2221 United States Trust Co. v. New Jersey, 431 U.S. 1, 16 (1977). “It is not a dead letter.” Allied Structural Steel Co. v. Spannaus, 438 U.S. 234, 241 (1978). A majority of the Court seems fully committed to using the clause. Only Justices Brennan, White, and Marshall dissented in both cases. Chief Justice Burger and Justices Rehnquist and Stevens joined both opinions of the Court. Of the three remaining Justices, who did not participate in one or the other case, Justice Blackmun wrote the opinion in United States Trust while Justice Stewart wrote the opinion in Spannaus and Justice Powell joined it.
2222 United States Trust involved a repeal of a covenant statutorily enacted to encourage persons to purchase New York-New Jersey Port Authority bonds by limiting the Authority’s ability to subsidize rail passenger transportation. Spannaus involved a statute requiring prescribed employers who had a qualified pension plan to provide funds sufficient to cover full pensions for all employees who had worked at least 10 years if the employer either terminated the plan or closed his offices in the state, a law that greatly altered the company’s liabilities under its contractual pension plan.
2223 431 U.S. at 21; 438 U.S. at 244.
2224 431 U.S. at 22–26; 438 U.S. at 248.
2225 438 U.S. at 245.
2226 431 U.S. at 17–21 (the Court was unsure of the value of the interest impaired but deemed it “an important security provision”); 438 U.S. 244–47 (statute mandated company to recalculate, and in one lump sum, contributions previously adequate).
2227 431 U.S. at 25–32 (state could have modified the impairment to achieve its purposes without totally abandoning the covenant, though the Court reserved judgment whether lesser impairments would have been constitutional, id. at 30 n.28, and it had alternate means to achieve its purposes; the need for mass transportation was obvious when covenant was enacted and state could not claim that unforeseen circumstances had arisen.)

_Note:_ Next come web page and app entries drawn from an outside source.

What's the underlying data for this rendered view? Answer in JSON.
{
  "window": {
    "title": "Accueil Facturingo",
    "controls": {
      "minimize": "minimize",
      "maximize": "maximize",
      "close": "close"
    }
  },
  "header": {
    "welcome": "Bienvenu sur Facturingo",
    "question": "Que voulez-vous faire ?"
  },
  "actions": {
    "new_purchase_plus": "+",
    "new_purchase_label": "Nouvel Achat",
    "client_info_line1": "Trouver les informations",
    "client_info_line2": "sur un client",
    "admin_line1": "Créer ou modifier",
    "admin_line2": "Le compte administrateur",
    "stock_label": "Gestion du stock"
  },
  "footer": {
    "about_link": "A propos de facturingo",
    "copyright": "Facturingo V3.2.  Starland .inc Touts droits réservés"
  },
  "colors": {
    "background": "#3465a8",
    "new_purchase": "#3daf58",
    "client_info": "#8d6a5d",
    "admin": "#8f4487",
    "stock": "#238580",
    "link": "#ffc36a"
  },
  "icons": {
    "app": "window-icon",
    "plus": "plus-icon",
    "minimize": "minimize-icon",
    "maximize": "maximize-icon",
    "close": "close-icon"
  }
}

2228 438 U.S. at 244–51. See also Exxon Corp. v. Eagerton, 462 U.S. 176 (1983) (emphasizing the first but relying on all but the third of these tests in upholding a prohibition on pass-through of an oil and gas severance tax).
2229 438 U.S. at 242 (emphasis by Court).